It's still worth mentioning Rochester Broadway Theatre League (RBTL), which is as close to Broadway as local folks can get without booking a trip downstate. RBTL is housed in the Auditorium Theatre (885 East Main Street, rbtl.org) and hosts a full season of touring Broadway productions from larger markets as well as one-off events such as Blue Man Group and Jerry Seinfeld live. Geva Theatre Center (75 Woodbury Boulevard, gevatheatre.org) is the city's sole regional professional theater, and does equity casting in New York City, with the occasional need for local actors. However, all of Geva's shows are designed, built, and teched by its own (local) staff. And while Blackfriars Theatre (795 East Main Street, blackfriars.org) doesn't use equity actors, it does cast all of their productions from the massive talent pool in town, and everyone involved in a show is paid.
- PHOTO BY ROY HEERKENS JR.
- A scene from Blackfriars Theatre's 2019 production of "Detroit '67."
The Multi-use Community Cultural Center (MuCCC), which was opened in 2009 by arts entrepreneur and local theatre enthusiast Doug Rice, is a home for new companies or companies that don't have a permanent space. Housed in an old church (142 Atlantic Avenue, muccc.org) MuCCC can be rented for a weekend (or more) of performances. The center also produces a few events of its own: MuCCC Fest, a celebration of local performers; New Plays, New Voices, a playwriting reading series; Dances at MuCCC; and This is Our Youth, which showcases city students.
Deep inside the Village Gate complex, on the second floor of the main building, is The Avaryium (274 North Goodman Street, avyarium.com), a blackbox theater that's home to WallByrd Theatre Company and rents space to other small troupes around town, such as Grey Noise Theatre Co. The Avyarium is located within walking distance from the Village Gate's many restaurants, which makes dinner and a show especially convenient. During September, it also functions as a Keybank Rochester Fringe Festival venue.
Bread & Water Theatre (172 West Main Street, breadandwatertheatre.org) has been around for 20 years, but beats a quiet drum. The company's space is on the outskirts of downtown, and founder J.R. Teeter keeps a strong commitment to theatre works that reflect the cultural pulse. This year, Bread & Water is hosting "The First and Final Word Playwriting Contest" in September. Entrants are encouraged to submit original plays of any length for consideration by May 1.
- PHOTO BY ANNETTE DRAGON
- Hummingbird Theater Co. presented "The Amish Project" at The MuCCC in the fall of 2019.
One of the newer venues in town is The Avenue Blackbox Theatre (780 Joseph Avenue, avenuetheatre.org). Founded by artist and arts advocate Reenah Golden in 2018, The Avenue brands itself as "an inclusive, fully accessible, queer space where social justice and art disciplines converge to create dynamic stage productions, installations and live art-making events." In the almost two years it's been open, The Avenue has instituted youth programming, merchandise, and regular exhibits in addition to performances.
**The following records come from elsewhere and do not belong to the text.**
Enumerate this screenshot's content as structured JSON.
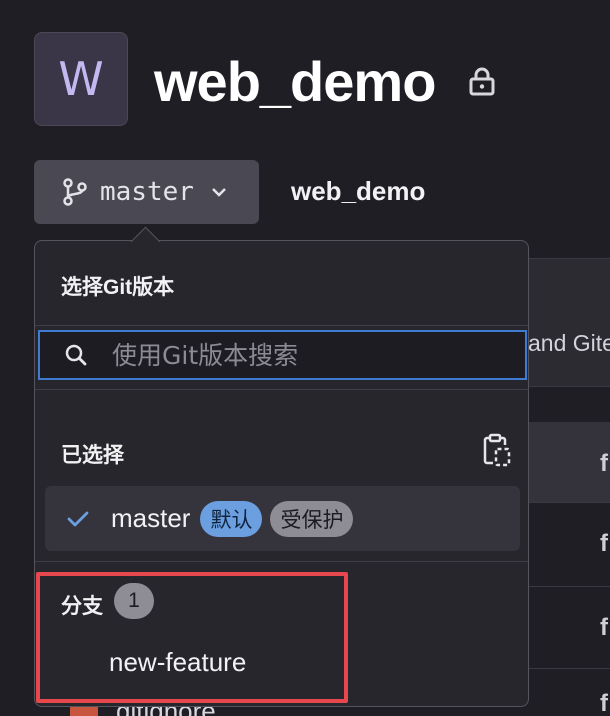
{
  "project": {
    "avatar_letter": "W",
    "title": "web_demo",
    "breadcrumb": "web_demo"
  },
  "branch_selector": {
    "current": "master"
  },
  "dropdown": {
    "title": "选择Git版本",
    "search_placeholder": "使用Git版本搜索",
    "selected_section": {
      "title": "已选择",
      "item": {
        "name": "master",
        "badges": [
          "默认",
          "受保护"
        ]
      }
    },
    "branches_section": {
      "title": "分支",
      "count": "1",
      "items": [
        "new-feature"
      ]
    }
  },
  "background": {
    "partial_text": "and Gite",
    "partial_file": "gitignore",
    "column_letters": [
      "f",
      "f",
      "f",
      "f"
    ]
  },
  "colors": {
    "accent_focus": "#3f7bd0",
    "highlight": "#e6484e"
  }
}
Housed in a former Christian Science church building, Lyric Theatre (440 East Avenue, lyrictheatrerochester.org) boasts an ornate 700-seat auditorium as well as a smaller cabaret theater. Right now, it's the primary residence of OFC Creations, a youth theatre ensemble that focuses on K-12 day camps and performances. The Lyric also has its own educational initiatives — some focused on opera — and produces solo music performances and shows by Hands In Entertainment, a troupe that performs in American Sign Language (ASL).
Another venue worth mentioning — though a little further from downtown — is the newly renovated Kodak Center (200 West Ridge Road, kodakcenter.com), where patrons can see everything from touring children's theater and comedy acts to locally-produced musicals. Performances by big stars (such as Fran Drescher's one-woman memoir show this season) also grace the stage from time to time. OFC Creations also holds a theater summer camp at Kodak Center for ages 4-18. In addition to the auditorium, the Kodak Center Visitor Center has rotating photo exhibits, a gift shop, and cafe.